Today’s adversaries are moving faster than ever before, and for organizations trying to protect themselves against advanced and evolving threats, speed is essential. But the reality is that security teams don’t necessarily have the time to manage and evaluate every single alert they receive while also completing their everyday tasks — and even the most skilled teams are struggling to keep up.
Certain aspects of cybersecurity are just inherently slow, like copying and pasting information from one tool to another. And if security teams are focused on getting through these simple, repetitive, time consuming tasks, it’s no wonder they struggle to achieve the speed needed to outpace hackers. And, at worst, it can mean a threat falls through the cracks.
The security market has taken notice of this problem and responded with an emergence of orchestration tools that conduct automation of entire workflows across organizations’ existing security tools. Automating certain repetitive tasks gives analysts time back into their day to focus on context and accuracy, instead of just speed, and the bandwidth to put an emphasis on other crucial activities, like proactively hunting for threats. Automation is the greatest force-multiplier for time savings. However, while orchestration enables teams to maximize their current resources, get more out of the tools they have, and do more with less, it also has its shortcomings if not deployed correctly.
Relying on completely automated security processes makes teams nervous, and it’s not without merit. What if incorrectly configured automation takes the wrong action, to disastrous effect? There are also security concerns, what if a hacker gains access to control the security automation and orchestration capability itself? These questions can be answered with human-in-the-loop approvals and strong platform security.
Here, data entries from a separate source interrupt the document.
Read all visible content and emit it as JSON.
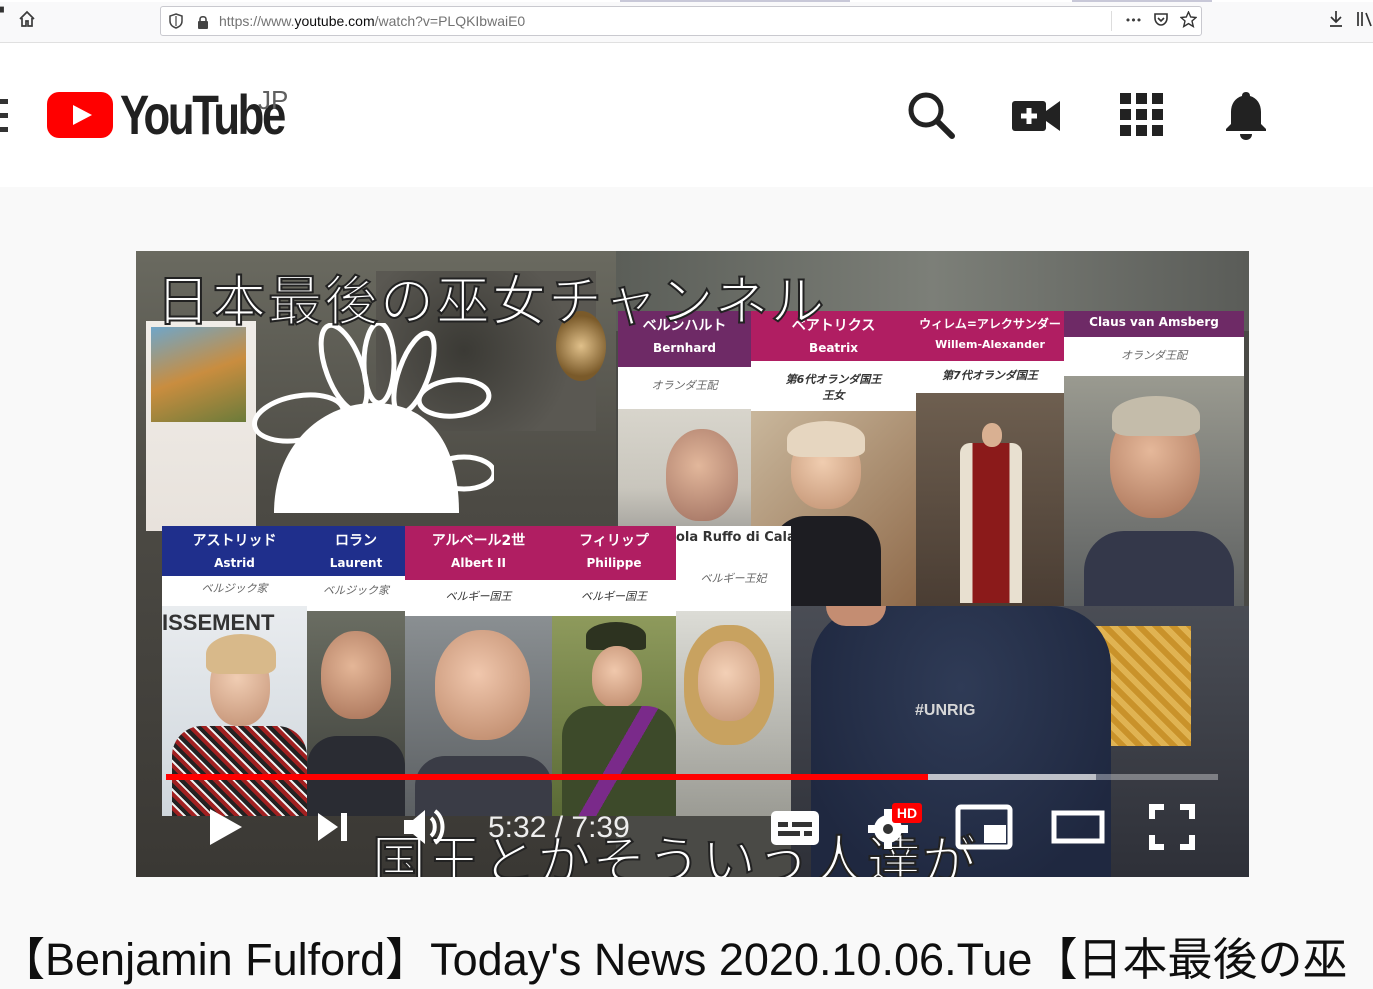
{
  "browser": {
    "url_prefix": "https://www.",
    "url_domain": "youtube.com",
    "url_path": "/watch?v=PLQKIbwaiE0",
    "more_glyph": "•••"
  },
  "youtube": {
    "logo_text": "YouTube",
    "region": "JP",
    "brand_color": "#ff0000"
  },
  "video": {
    "channel_title": "日本最後の巫女チャンネル",
    "bottom_caption": "国王とかそういう人達が",
    "cards_top": [
      {
        "jp": "ベルンハルト",
        "en": "Bernhard",
        "role": "オランダ王配"
      },
      {
        "jp": "ベアトリクス",
        "en": "Beatrix",
        "role": "第6代オランダ国王",
        "role2": "王女"
      },
      {
        "jp": "ウィレム=アレクサンダー",
        "en": "Willem-Alexander",
        "role": "第7代オランダ国王"
      },
      {
        "jp": "Claus van Amsberg",
        "en": "",
        "role": "オランダ王配"
      }
    ],
    "cards_bottom": [
      {
        "jp": "アストリッド",
        "en": "Astrid",
        "role": "ベルジック家"
      },
      {
        "jp": "ロラン",
        "en": "Laurent",
        "role": "ベルジック家"
      },
      {
        "jp": "アルベール2世",
        "en": "Albert II",
        "role": "ベルギー国王"
      },
      {
        "jp": "フィリップ",
        "en": "Philippe",
        "role": "ベルギー国王"
      },
      {
        "jp": "ola Ruffo di Calal",
        "en": "",
        "role": "ベルギー王妃"
      }
    ],
    "sign_text": "ISSEMENT",
    "shirt_text": "#UNRIG",
    "current_time": "5:32",
    "duration": "7:39",
    "time_display": "5:32 / 7:39",
    "played_fraction": 0.724,
    "buffered_fraction": 0.884,
    "hd_badge": "HD"
  },
  "title": "【Benjamin Fulford】Today's News 2020.10.06.Tue【日本最後の巫"
}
But there are more mundane questions equally important to the efficacy of an automated security practice. Because the cybersecurity landscape changes quickly, they are often left wondering if the task they automated yesterday will still be relevant tomorrow. What if there is new information or intelligence related to this task that could affect how it should run? Are they really doing the most efficient thing at any given time? This very concern is what threat intelligence driven orchestration addresses.
The need for intelligence
While orchestration enables security teams to conduct defensive actions across technologies immediately, the ability to make the best and most informed decision, automatically, is still dependent on their full knowledge of the attack methodology. Threat intelligence provides this critical context that is essential to inform defenses and even predict the next attack. By coupling the power of orchestration with threat intelligence, such as observed threat attack patterns, malware, and tools used, an organization can determine what the next steps are and how a situation should be handled and have prepositioned automated responses ready for them.
Threat intelligence at its core is meant to inform security decisions, especially around operations, tactics, and strategy, by providing critical context. What tactics are used by a particular type of threat or even a specific threat actor? How can we interrupt their attack at different phases of the kill chain? What malware families are being used by threats that would target me and how might we detect them? Is an intrusion attempt specifically targeted or is our organization simply a target of opportunity? What are attackers motives?
With intelligence, organizations can observe what’s happening, both in their environment and in the greater security landscape, collect that information, and create a record of attack patterns. From there, they can act strategically be ensuring they have the appropriate defensive capabilities and skilled staff in place to detect and deny an attacker’s actions based on the level of risk they are willing to accept for their organization, informed by the understanding that threat intelligence has given them about the motives and capabilities of the adversaries in their threatspace. They can act tactically by creating automated playbooks staged to detect, deny, or disrupt an attacker’s actions across their security technology and involve the right teams to coordinate responses around that automation. They can also act operationally by feeding those playbooks with the latest information on relevant indicators of compromise (IoC), detection signatures, and relevant courses of action from internal and external threat intelligence sources. Threat intelligence driven orchestration allows the process to automatically adjust itself based on new information and intelligence, further driving informed decision making.
As more security teams look to orchestration tools to automate processes, it is essential that they incorporate threat intelligence as the driver of their security operations strategically and tactically, not just operationally with IoCs fed from external sources that are at best only sometimes relevant. While orchestration can continue to block where an adversary has been before, using threat intel holistically to continually inform orchestration enables teams to not only better defend themselves, but also become proactive as they can determine where the attacker will most likely go next. Threat intelligence driven orchestration is, without question, more effective, resilient, and adaptive, and enables organizations to build the strongest defense possible.
Andrew Pendergast is the VP of Product at ThreatConnect. Andy is a community respected analyst, innovator, and thought leader. He has more than 15 years of experience working in the Intelligence and Computer Network Defense Communities from within the U.S. DoD and Fortune 500 companies. He brings his passion for intelligence-led defense to his role as co-founder and VP of Product for ThreatConnect. Andy is a co-author of “The Diamond Model for Intrusion Analysis” — the most comprehensive method upon which cyber intelligence is built. Andy is a veteran of the U.S. Army, holds a Diploma in Chinese Mandarin and a Bachelor of Science from Excelsior University.